We are concerned about the level of strategic oversight DFID has over business engagement activities and the lack of clear targets for this portfolio. Our findings show that DFID needs to do more to translate its high level ambition into detailed operational plans with a clear focus on poverty reduction.

We examined DFID’s work with business at an early stage. They have clearly stated their intention to work more with business and there are great potential benefits for the poor from this collaboration. We are concerned, however, about how DFID will translate these goals into practical actions without more strategic oversight of business engagement activities and without concrete targets. Our recommendations address these issues and, if taken forward, we expect to see increased benefit for people living in poverty.

As a result of our findings, we have given a rating of Amber-Red.


Recommendation 1: DFID should translate its high level strategies for business engagement into detailed operational plans which provide specific guidance on business engagement with a focus on the poor.

Recommendation 2: DFID should ensure better linkages between centrally-managed programmes and country offices for business in development, including Loans, Equities and Guarantees (LEG).

Recommendation 3: DFID should pull together, synthesise and disseminate management information across all departments, including for LEG, to improve management and ensure learning is captured and used to improve performance.

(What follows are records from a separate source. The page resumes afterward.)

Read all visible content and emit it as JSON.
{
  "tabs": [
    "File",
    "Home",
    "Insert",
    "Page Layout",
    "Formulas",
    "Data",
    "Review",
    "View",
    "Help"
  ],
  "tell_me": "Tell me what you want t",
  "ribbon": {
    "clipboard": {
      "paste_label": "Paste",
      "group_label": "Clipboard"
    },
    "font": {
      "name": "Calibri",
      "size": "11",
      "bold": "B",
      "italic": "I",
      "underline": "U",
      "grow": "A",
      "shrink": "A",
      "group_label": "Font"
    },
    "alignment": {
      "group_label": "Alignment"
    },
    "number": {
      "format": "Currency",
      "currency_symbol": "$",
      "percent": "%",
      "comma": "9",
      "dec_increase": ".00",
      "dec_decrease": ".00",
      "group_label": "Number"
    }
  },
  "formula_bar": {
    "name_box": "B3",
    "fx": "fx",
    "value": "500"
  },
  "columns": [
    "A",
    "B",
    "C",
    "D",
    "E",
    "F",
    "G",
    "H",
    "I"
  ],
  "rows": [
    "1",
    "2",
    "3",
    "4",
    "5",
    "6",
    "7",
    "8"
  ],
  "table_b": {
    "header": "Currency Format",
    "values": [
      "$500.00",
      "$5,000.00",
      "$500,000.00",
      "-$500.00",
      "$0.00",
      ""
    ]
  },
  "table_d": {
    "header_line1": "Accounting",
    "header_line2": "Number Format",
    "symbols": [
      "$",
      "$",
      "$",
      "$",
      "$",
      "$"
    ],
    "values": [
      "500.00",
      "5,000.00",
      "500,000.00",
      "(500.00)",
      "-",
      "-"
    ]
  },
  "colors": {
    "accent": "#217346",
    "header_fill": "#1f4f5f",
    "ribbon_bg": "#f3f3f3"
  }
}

Recommendation 4: DFID should add suitably experienced members to its Investment Committee to enable sufficient strategic oversight of all components of its LEG portfolio.

Recommendation 5: DFID should reassess how it appraises, monitors and evaluates its engagements with business to ensure fitness for purpose and a sharper focus on the poor.